[Interface dataset entries]
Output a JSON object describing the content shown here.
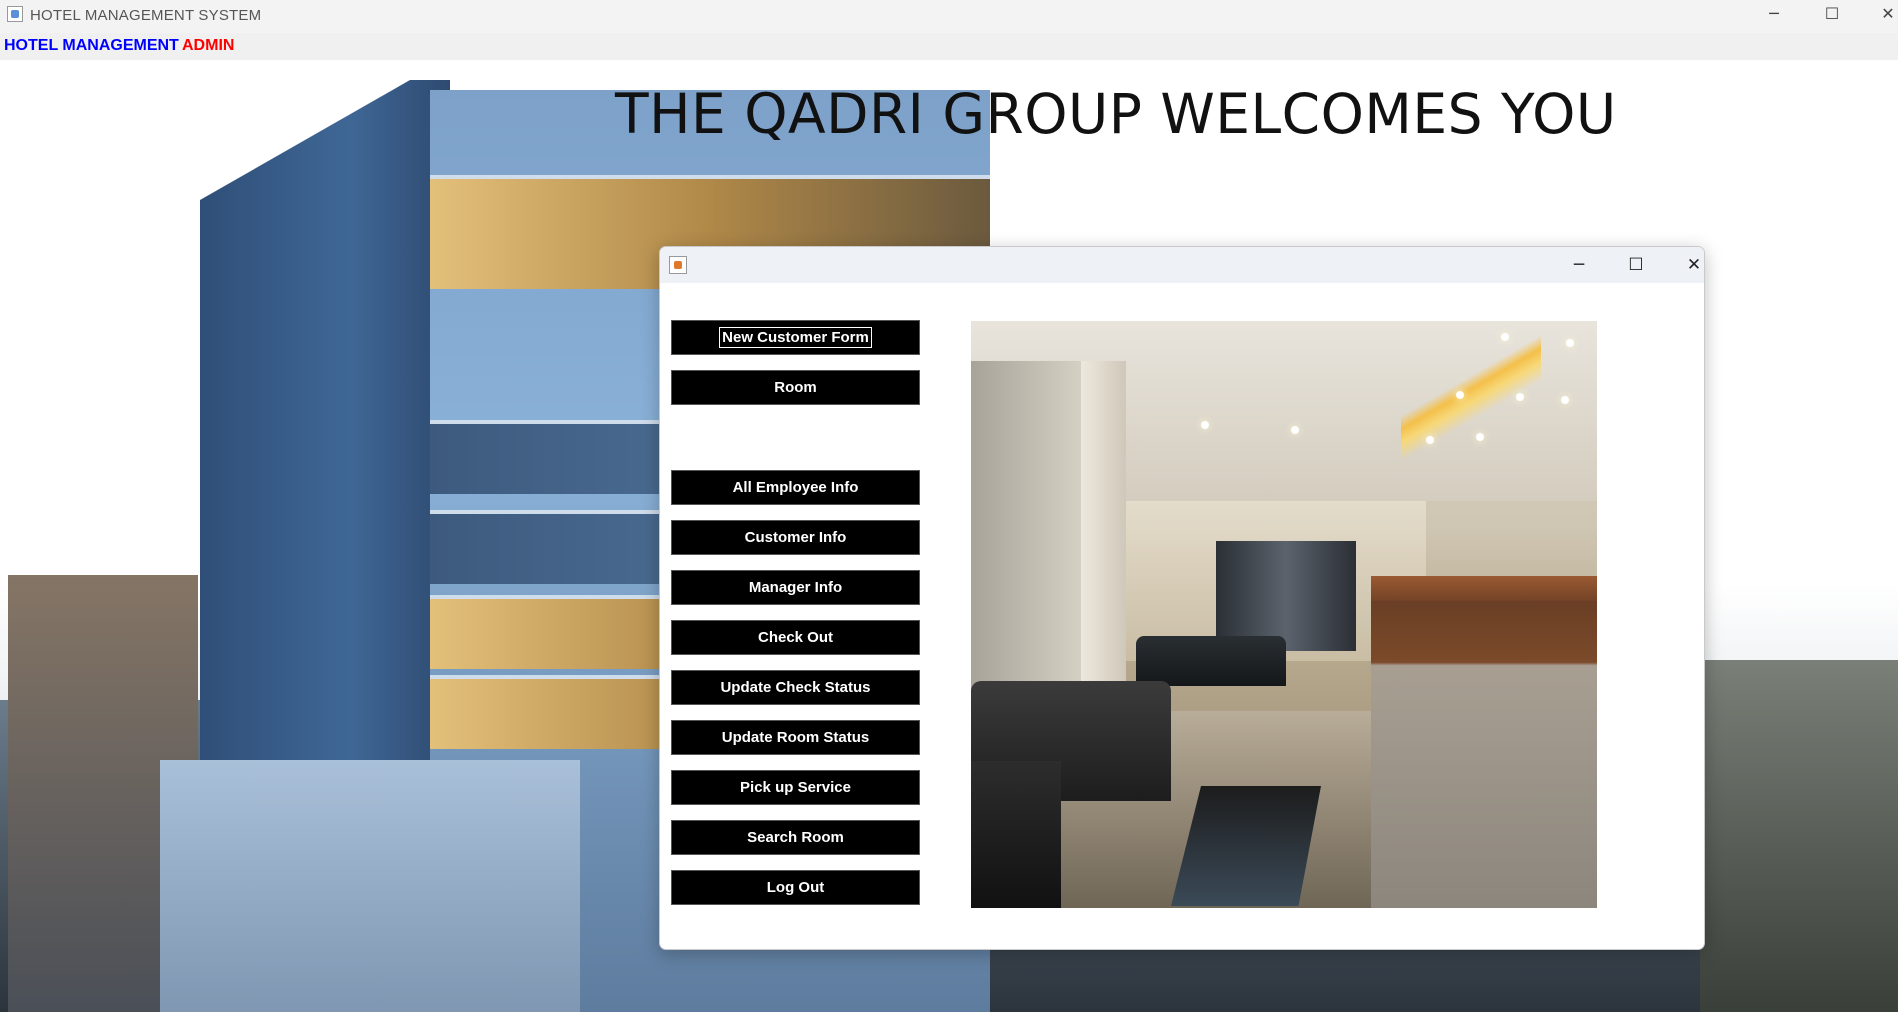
{
  "window": {
    "title": "HOTEL MANAGEMENT SYSTEM",
    "controls": {
      "minimize": "─",
      "maximize": "☐",
      "close": "✕"
    }
  },
  "menubar": {
    "items": [
      {
        "label": "HOTEL MANAGEMENT",
        "color": "#0000ff"
      },
      {
        "label": "ADMIN",
        "color": "#ff0000"
      }
    ]
  },
  "banner": {
    "text": "THE QADRI GROUP WELCOMES YOU"
  },
  "dialog": {
    "title": "",
    "controls": {
      "minimize": "─",
      "maximize": "☐",
      "close": "✕"
    },
    "buttons": [
      {
        "label": "New Customer Form",
        "focused": true
      },
      {
        "label": "Room"
      },
      {
        "label": "All Employee Info"
      },
      {
        "label": "Customer Info"
      },
      {
        "label": "Manager Info"
      },
      {
        "label": "Check Out"
      },
      {
        "label": "Update Check Status"
      },
      {
        "label": "Update Room Status"
      },
      {
        "label": "Pick up Service"
      },
      {
        "label": "Search Room"
      },
      {
        "label": "Log Out"
      }
    ]
  },
  "colors": {
    "menu_blue": "#0000ff",
    "menu_red": "#ff0000",
    "button_bg": "#000000",
    "button_text": "#ffffff"
  }
}
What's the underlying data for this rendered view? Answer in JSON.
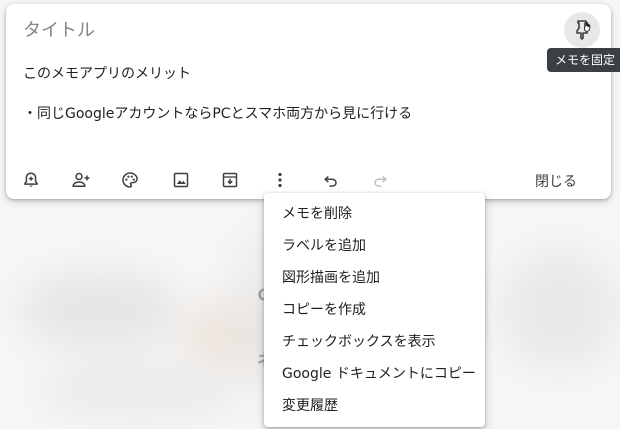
{
  "note": {
    "title_placeholder": "タイトル",
    "body_lines": [
      "このメモアプリのメリット",
      "・同じGoogleアカウントならPCとスマホ両方から見に行ける"
    ]
  },
  "pin": {
    "icon": "pin-icon",
    "tooltip": "メモを固定"
  },
  "toolbar": {
    "icons": [
      "remind-me-icon",
      "collaborator-icon",
      "palette-icon",
      "image-icon",
      "archive-icon",
      "more-vert-icon",
      "undo-icon",
      "redo-icon"
    ],
    "close_label": "閉じる"
  },
  "menu": {
    "items": [
      "メモを削除",
      "ラベルを追加",
      "図形描画を追加",
      "コピーを作成",
      "チェックボックスを表示",
      "Google ドキュメントにコピー",
      "変更履歴"
    ]
  },
  "background": {
    "partial_chars": [
      "C",
      "ネ"
    ]
  },
  "colors": {
    "icon": "#3c4043",
    "icon_disabled": "#bdc1c6",
    "tooltip_bg": "#3c4043",
    "placeholder": "#80868b"
  }
}
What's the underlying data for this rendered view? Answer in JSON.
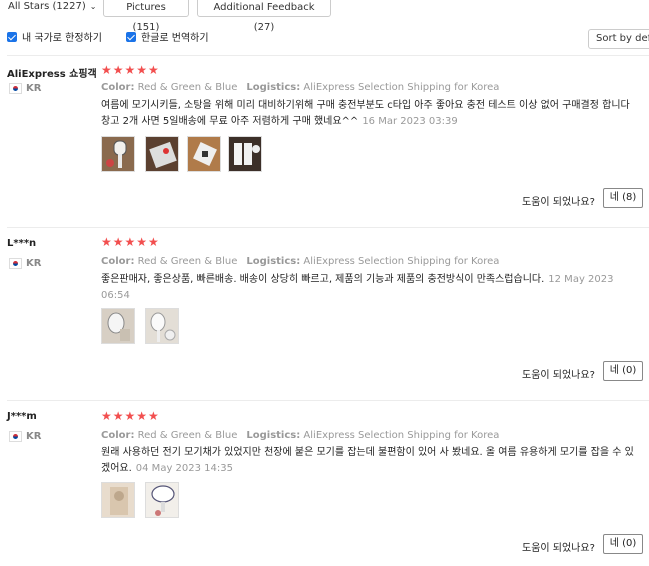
{
  "filters": {
    "all_stars": "All Stars (1227)",
    "pictures": "Pictures (151)",
    "additional_feedback": "Additional Feedback (27)"
  },
  "options": {
    "my_country_only": "내 국가로 한정하기",
    "translate_korean": "한글로 번역하기",
    "sort": "Sort by default"
  },
  "reviews": [
    {
      "name": "AliExpress 쇼핑객",
      "country": "KR",
      "stars": "★★★★★",
      "color_label": "Color:",
      "color_value": "Red & Green & Blue",
      "logistics_label": "Logistics:",
      "logistics_value": "AliExpress Selection Shipping for Korea",
      "text": "여름에 모기시키들, 소탕을 위해 미리 대비하기위해 구매 충전부분도 c타입 아주 좋아요 충전 테스트 이상 없어 구매결정 합니다 창고 2개 사면 5일배송에 무료 아주 저렴하게 구매 했네요^^",
      "date": "16 Mar 2023 03:39",
      "helpful_label": "도움이 되었나요?",
      "yes_label": "네 (8)",
      "rating": 5
    },
    {
      "name": "L***n",
      "country": "KR",
      "stars": "★★★★★",
      "color_label": "Color:",
      "color_value": "Red & Green & Blue",
      "logistics_label": "Logistics:",
      "logistics_value": "AliExpress Selection Shipping for Korea",
      "text": "좋은판매자, 좋은상품, 빠른배송. 배송이 상당히 빠르고, 제품의 기능과 제품의 충전방식이 만족스럽습니다.",
      "date": "12 May 2023 06:54",
      "helpful_label": "도움이 되었나요?",
      "yes_label": "네 (0)",
      "rating": 5
    },
    {
      "name": "J***m",
      "country": "KR",
      "stars": "★★★★★",
      "color_label": "Color:",
      "color_value": "Red & Green & Blue",
      "logistics_label": "Logistics:",
      "logistics_value": "AliExpress Selection Shipping for Korea",
      "text": "원래 사용하던 전기 모기채가 있었지만 천장에 붙은 모기를 잡는데 불편함이 있어 사 봤네요. 올 여름 유용하게 모기를 잡을 수 있겠어요.",
      "date": "04 May 2023 14:35",
      "helpful_label": "도움이 되었나요?",
      "yes_label": "네 (0)",
      "rating": 5
    }
  ],
  "colors": {
    "star": "#f24f4f",
    "checkbox": "#1a73e8",
    "muted": "#999999"
  }
}
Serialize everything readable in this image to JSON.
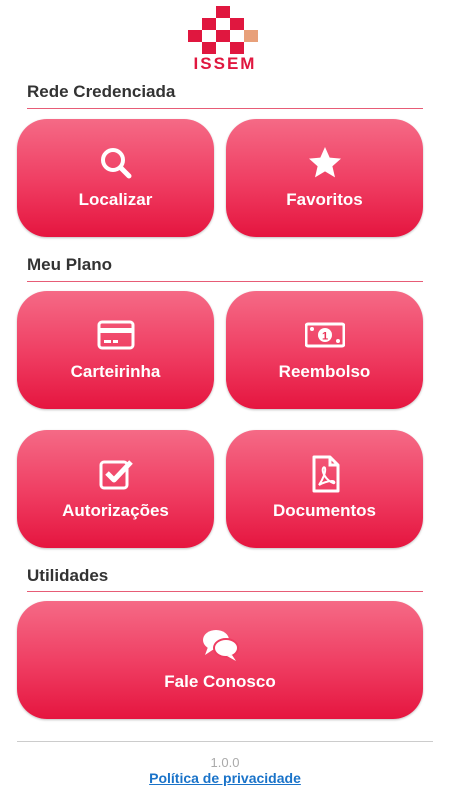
{
  "brand": {
    "name": "ISSEM",
    "color": "#e0173f",
    "accent": "#e8a07a"
  },
  "sections": {
    "rede": {
      "title": "Rede Credenciada"
    },
    "plano": {
      "title": "Meu Plano"
    },
    "utilidades": {
      "title": "Utilidades"
    }
  },
  "tiles": {
    "localizar": {
      "label": "Localizar",
      "icon": "search-icon"
    },
    "favoritos": {
      "label": "Favoritos",
      "icon": "star-icon"
    },
    "carteirinha": {
      "label": "Carteirinha",
      "icon": "card-icon"
    },
    "reembolso": {
      "label": "Reembolso",
      "icon": "money-icon"
    },
    "autorizacoes": {
      "label": "Autorizações",
      "icon": "checkbox-icon"
    },
    "documentos": {
      "label": "Documentos",
      "icon": "pdf-icon"
    },
    "fale": {
      "label": "Fale Conosco",
      "icon": "chat-icon"
    }
  },
  "footer": {
    "version": "1.0.0",
    "privacy_link": "Política de privacidade"
  },
  "colors": {
    "tile_top": "#f56a86",
    "tile_bottom": "#e5153f",
    "link": "#1a73c9",
    "section_line": "#e75c76"
  }
}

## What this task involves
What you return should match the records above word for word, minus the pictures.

## Completed task
Output a JSON object describing the content shown here.
{
  "window": {
    "title": "HOTEL MANAGEMENT SYSTEM",
    "controls": {
      "minimize": "─",
      "maximize": "☐",
      "close": "✕"
    }
  },
  "menubar": {
    "items": [
      {
        "label": "HOTEL MANAGEMENT",
        "color": "#0000ff"
      },
      {
        "label": "ADMIN",
        "color": "#ff0000"
      }
    ]
  },
  "banner": {
    "text": "THE QADRI GROUP WELCOMES YOU"
  },
  "dialog": {
    "title": "",
    "controls": {
      "minimize": "─",
      "maximize": "☐",
      "close": "✕"
    },
    "buttons": [
      {
        "label": "New Customer Form",
        "focused": true
      },
      {
        "label": "Room"
      },
      {
        "label": "All Employee Info"
      },
      {
        "label": "Customer Info"
      },
      {
        "label": "Manager Info"
      },
      {
        "label": "Check Out"
      },
      {
        "label": "Update Check Status"
      },
      {
        "label": "Update Room Status"
      },
      {
        "label": "Pick up Service"
      },
      {
        "label": "Search Room"
      },
      {
        "label": "Log Out"
      }
    ]
  },
  "colors": {
    "menu_blue": "#0000ff",
    "menu_red": "#ff0000",
    "button_bg": "#000000",
    "button_text": "#ffffff"
  }
}
What's the underlying data for this rendered view? Answer in JSON.
{
  "note": {
    "title_placeholder": "タイトル",
    "body_lines": [
      "このメモアプリのメリット",
      "・同じGoogleアカウントならPCとスマホ両方から見に行ける"
    ]
  },
  "pin": {
    "icon": "pin-icon",
    "tooltip": "メモを固定"
  },
  "toolbar": {
    "icons": [
      "remind-me-icon",
      "collaborator-icon",
      "palette-icon",
      "image-icon",
      "archive-icon",
      "more-vert-icon",
      "undo-icon",
      "redo-icon"
    ],
    "close_label": "閉じる"
  },
  "menu": {
    "items": [
      "メモを削除",
      "ラベルを追加",
      "図形描画を追加",
      "コピーを作成",
      "チェックボックスを表示",
      "Google ドキュメントにコピー",
      "変更履歴"
    ]
  },
  "background": {
    "partial_chars": [
      "C",
      "ネ"
    ]
  },
  "colors": {
    "icon": "#3c4043",
    "icon_disabled": "#bdc1c6",
    "tooltip_bg": "#3c4043",
    "placeholder": "#80868b"
  }
}
What's the underlying data for this rendered view? Answer in JSON.
{
  "filters": {
    "all_stars": "All Stars (1227)",
    "pictures": "Pictures (151)",
    "additional_feedback": "Additional Feedback (27)"
  },
  "options": {
    "my_country_only": "내 국가로 한정하기",
    "translate_korean": "한글로 번역하기",
    "sort": "Sort by default"
  },
  "reviews": [
    {
      "name": "AliExpress 쇼핑객",
      "country": "KR",
      "stars": "★★★★★",
      "color_label": "Color:",
      "color_value": "Red & Green & Blue",
      "logistics_label": "Logistics:",
      "logistics_value": "AliExpress Selection Shipping for Korea",
      "text": "여름에 모기시키들, 소탕을 위해 미리 대비하기위해 구매 충전부분도 c타입 아주 좋아요 충전 테스트 이상 없어 구매결정 합니다 창고 2개 사면 5일배송에 무료 아주 저렴하게 구매 했네요^^",
      "date": "16 Mar 2023 03:39",
      "helpful_label": "도움이 되었나요?",
      "yes_label": "네 (8)",
      "rating": 5
    },
    {
      "name": "L***n",
      "country": "KR",
      "stars": "★★★★★",
      "color_label": "Color:",
      "color_value": "Red & Green & Blue",
      "logistics_label": "Logistics:",
      "logistics_value": "AliExpress Selection Shipping for Korea",
      "text": "좋은판매자, 좋은상품, 빠른배송. 배송이 상당히 빠르고, 제품의 기능과 제품의 충전방식이 만족스럽습니다.",
      "date": "12 May 2023 06:54",
      "helpful_label": "도움이 되었나요?",
      "yes_label": "네 (0)",
      "rating": 5
    },
    {
      "name": "J***m",
      "country": "KR",
      "stars": "★★★★★",
      "color_label": "Color:",
      "color_value": "Red & Green & Blue",
      "logistics_label": "Logistics:",
      "logistics_value": "AliExpress Selection Shipping for Korea",
      "text": "원래 사용하던 전기 모기채가 있었지만 천장에 붙은 모기를 잡는데 불편함이 있어 사 봤네요. 올 여름 유용하게 모기를 잡을 수 있겠어요.",
      "date": "04 May 2023 14:35",
      "helpful_label": "도움이 되었나요?",
      "yes_label": "네 (0)",
      "rating": 5
    }
  ],
  "colors": {
    "star": "#f24f4f",
    "checkbox": "#1a73e8",
    "muted": "#999999"
  }
}
Serialize everything readable in this image to JSON.
{
  "brand": {
    "name": "ISSEM",
    "color": "#e0173f",
    "accent": "#e8a07a"
  },
  "sections": {
    "rede": {
      "title": "Rede Credenciada"
    },
    "plano": {
      "title": "Meu Plano"
    },
    "utilidades": {
      "title": "Utilidades"
    }
  },
  "tiles": {
    "localizar": {
      "label": "Localizar",
      "icon": "search-icon"
    },
    "favoritos": {
      "label": "Favoritos",
      "icon": "star-icon"
    },
    "carteirinha": {
      "label": "Carteirinha",
      "icon": "card-icon"
    },
    "reembolso": {
      "label": "Reembolso",
      "icon": "money-icon"
    },
    "autorizacoes": {
      "label": "Autorizações",
      "icon": "checkbox-icon"
    },
    "documentos": {
      "label": "Documentos",
      "icon": "pdf-icon"
    },
    "fale": {
      "label": "Fale Conosco",
      "icon": "chat-icon"
    }
  },
  "footer": {
    "version": "1.0.0",
    "privacy_link": "Política de privacidade"
  },
  "colors": {
    "tile_top": "#f56a86",
    "tile_bottom": "#e5153f",
    "link": "#1a73c9",
    "section_line": "#e75c76"
  }
}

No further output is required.